- Upon a show of hands, the audience was split about even between those who had written at least one Rails app, and those who were just getting their feet wet. I saw only one hand go up in response to the question as to how many participants were "super-comfortable" coding Ruby.
- After reading the lively discussion on Ruby and Women following Gregory Brown's post, I was expecting a 90%+ male audience, however the gender split in the tutorial audience was more like 80/20, some improvement over the anecdotes in the discussion.
- Also well applauded was the news mid-afternoon that the tutorial attendees had raised over $12,000 for the charities nominated on Pragprog's Justgive.org donation page.
- On a dimmer note, I was pretty chuffed that the organizers didn't do more to provide AC power throughout the room.

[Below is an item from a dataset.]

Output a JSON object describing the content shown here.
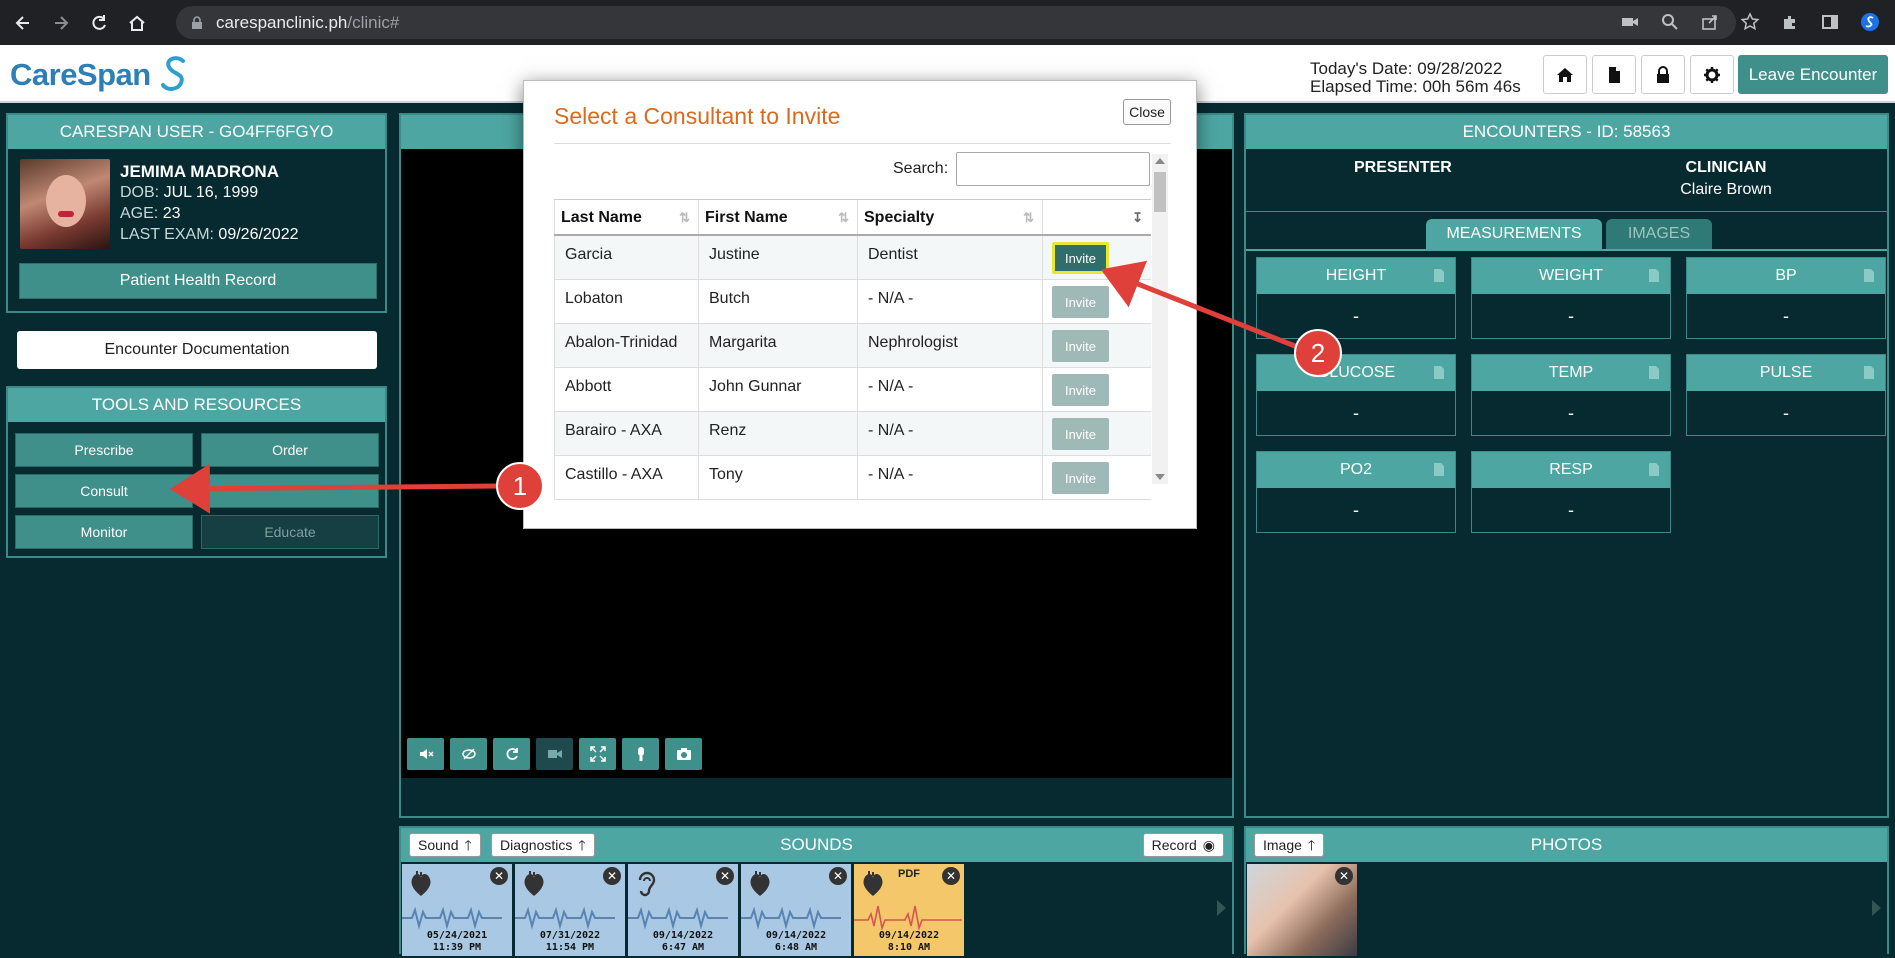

I managed to piggyback on the third or fourth power bar daisychained from one of the few wall outlets thanks to a generous neighbour.
So what about the tutorial content? The first third of the day was a whirlwind introduction to and overview of Ruby, followed by a dissection of an example Rails app, with a potpourri of topics like migrations, REST and Capistrano rounding out the day.